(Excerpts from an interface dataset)
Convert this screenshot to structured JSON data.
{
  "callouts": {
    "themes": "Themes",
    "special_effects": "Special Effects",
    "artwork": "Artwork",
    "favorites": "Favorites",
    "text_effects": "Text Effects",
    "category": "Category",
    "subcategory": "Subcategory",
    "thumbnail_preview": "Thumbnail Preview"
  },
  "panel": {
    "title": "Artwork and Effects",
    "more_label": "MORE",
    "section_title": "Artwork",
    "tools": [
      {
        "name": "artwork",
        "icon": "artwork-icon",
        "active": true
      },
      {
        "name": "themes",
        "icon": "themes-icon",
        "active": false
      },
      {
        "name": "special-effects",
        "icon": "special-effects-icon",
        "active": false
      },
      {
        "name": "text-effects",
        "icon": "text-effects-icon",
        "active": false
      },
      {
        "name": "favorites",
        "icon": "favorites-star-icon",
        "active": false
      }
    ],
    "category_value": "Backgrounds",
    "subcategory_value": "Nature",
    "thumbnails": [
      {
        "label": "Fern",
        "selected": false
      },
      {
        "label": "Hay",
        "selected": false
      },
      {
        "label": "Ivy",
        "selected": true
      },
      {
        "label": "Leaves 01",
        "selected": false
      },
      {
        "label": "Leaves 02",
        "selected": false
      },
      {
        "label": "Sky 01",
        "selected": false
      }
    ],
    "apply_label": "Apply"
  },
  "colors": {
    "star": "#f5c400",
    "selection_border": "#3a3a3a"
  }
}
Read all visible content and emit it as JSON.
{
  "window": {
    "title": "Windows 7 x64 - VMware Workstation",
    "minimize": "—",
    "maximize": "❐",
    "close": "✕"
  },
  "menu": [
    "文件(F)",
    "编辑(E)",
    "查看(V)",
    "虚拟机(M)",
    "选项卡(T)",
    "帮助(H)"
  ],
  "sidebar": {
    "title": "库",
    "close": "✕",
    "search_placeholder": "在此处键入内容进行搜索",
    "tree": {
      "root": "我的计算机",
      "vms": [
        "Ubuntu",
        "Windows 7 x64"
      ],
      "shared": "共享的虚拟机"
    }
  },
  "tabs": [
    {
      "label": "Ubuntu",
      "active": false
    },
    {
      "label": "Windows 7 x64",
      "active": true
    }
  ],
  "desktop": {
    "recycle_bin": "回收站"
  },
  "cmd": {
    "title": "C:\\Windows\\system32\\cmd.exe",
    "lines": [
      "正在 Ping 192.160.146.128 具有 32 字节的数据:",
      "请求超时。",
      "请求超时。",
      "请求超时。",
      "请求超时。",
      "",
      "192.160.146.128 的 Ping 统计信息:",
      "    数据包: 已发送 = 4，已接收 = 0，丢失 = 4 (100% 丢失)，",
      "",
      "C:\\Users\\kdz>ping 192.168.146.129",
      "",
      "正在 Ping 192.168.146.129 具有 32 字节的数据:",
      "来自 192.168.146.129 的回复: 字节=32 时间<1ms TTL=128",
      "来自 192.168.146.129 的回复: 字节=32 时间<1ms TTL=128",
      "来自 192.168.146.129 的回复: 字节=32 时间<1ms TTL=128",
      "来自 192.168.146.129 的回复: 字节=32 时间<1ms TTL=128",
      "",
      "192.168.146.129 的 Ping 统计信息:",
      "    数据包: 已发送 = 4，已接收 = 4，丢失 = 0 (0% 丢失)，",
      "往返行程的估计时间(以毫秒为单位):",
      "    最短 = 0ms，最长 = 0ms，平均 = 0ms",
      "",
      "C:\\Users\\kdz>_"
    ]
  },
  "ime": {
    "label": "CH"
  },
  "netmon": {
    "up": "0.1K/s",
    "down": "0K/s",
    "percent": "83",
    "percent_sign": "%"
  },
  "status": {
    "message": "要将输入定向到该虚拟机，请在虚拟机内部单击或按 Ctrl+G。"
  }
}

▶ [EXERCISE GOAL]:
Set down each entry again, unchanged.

▶ [ANSWER SECTION]:
Convert this screenshot to structured JSON data.
{
  "callouts": {
    "themes": "Themes",
    "special_effects": "Special Effects",
    "artwork": "Artwork",
    "favorites": "Favorites",
    "text_effects": "Text Effects",
    "category": "Category",
    "subcategory": "Subcategory",
    "thumbnail_preview": "Thumbnail Preview"
  },
  "panel": {
    "title": "Artwork and Effects",
    "more_label": "MORE",
    "section_title": "Artwork",
    "tools": [
      {
        "name": "artwork",
        "icon": "artwork-icon",
        "active": true
      },
      {
        "name": "themes",
        "icon": "themes-icon",
        "active": false
      },
      {
        "name": "special-effects",
        "icon": "special-effects-icon",
        "active": false
      },
      {
        "name": "text-effects",
        "icon": "text-effects-icon",
        "active": false
      },
      {
        "name": "favorites",
        "icon": "favorites-star-icon",
        "active": false
      }
    ],
    "category_value": "Backgrounds",
    "subcategory_value": "Nature",
    "thumbnails": [
      {
        "label": "Fern",
        "selected": false
      },
      {
        "label": "Hay",
        "selected": false
      },
      {
        "label": "Ivy",
        "selected": true
      },
      {
        "label": "Leaves 01",
        "selected": false
      },
      {
        "label": "Leaves 02",
        "selected": false
      },
      {
        "label": "Sky 01",
        "selected": false
      }
    ],
    "apply_label": "Apply"
  },
  "colors": {
    "star": "#f5c400",
    "selection_border": "#3a3a3a"
  }
}
Read all visible content and emit it as JSON.
{
  "window": {
    "title": "Windows 7 x64 - VMware Workstation",
    "minimize": "—",
    "maximize": "❐",
    "close": "✕"
  },
  "menu": [
    "文件(F)",
    "编辑(E)",
    "查看(V)",
    "虚拟机(M)",
    "选项卡(T)",
    "帮助(H)"
  ],
  "sidebar": {
    "title": "库",
    "close": "✕",
    "search_placeholder": "在此处键入内容进行搜索",
    "tree": {
      "root": "我的计算机",
      "vms": [
        "Ubuntu",
        "Windows 7 x64"
      ],
      "shared": "共享的虚拟机"
    }
  },
  "tabs": [
    {
      "label": "Ubuntu",
      "active": false
    },
    {
      "label": "Windows 7 x64",
      "active": true
    }
  ],
  "desktop": {
    "recycle_bin": "回收站"
  },
  "cmd": {
    "title": "C:\\Windows\\system32\\cmd.exe",
    "lines": [
      "正在 Ping 192.160.146.128 具有 32 字节的数据:",
      "请求超时。",
      "请求超时。",
      "请求超时。",
      "请求超时。",
      "",
      "192.160.146.128 的 Ping 统计信息:",
      "    数据包: 已发送 = 4，已接收 = 0，丢失 = 4 (100% 丢失)，",
      "",
      "C:\\Users\\kdz>ping 192.168.146.129",
      "",
      "正在 Ping 192.168.146.129 具有 32 字节的数据:",
      "来自 192.168.146.129 的回复: 字节=32 时间<1ms TTL=128",
      "来自 192.168.146.129 的回复: 字节=32 时间<1ms TTL=128",
      "来自 192.168.146.129 的回复: 字节=32 时间<1ms TTL=128",
      "来自 192.168.146.129 的回复: 字节=32 时间<1ms TTL=128",
      "",
      "192.168.146.129 的 Ping 统计信息:",
      "    数据包: 已发送 = 4，已接收 = 4，丢失 = 0 (0% 丢失)，",
      "往返行程的估计时间(以毫秒为单位):",
      "    最短 = 0ms，最长 = 0ms，平均 = 0ms",
      "",
      "C:\\Users\\kdz>_"
    ]
  },
  "ime": {
    "label": "CH"
  },
  "netmon": {
    "up": "0.1K/s",
    "down": "0K/s",
    "percent": "83",
    "percent_sign": "%"
  },
  "status": {
    "message": "要将输入定向到该虚拟机，请在虚拟机内部单击或按 Ctrl+G。"
  }
}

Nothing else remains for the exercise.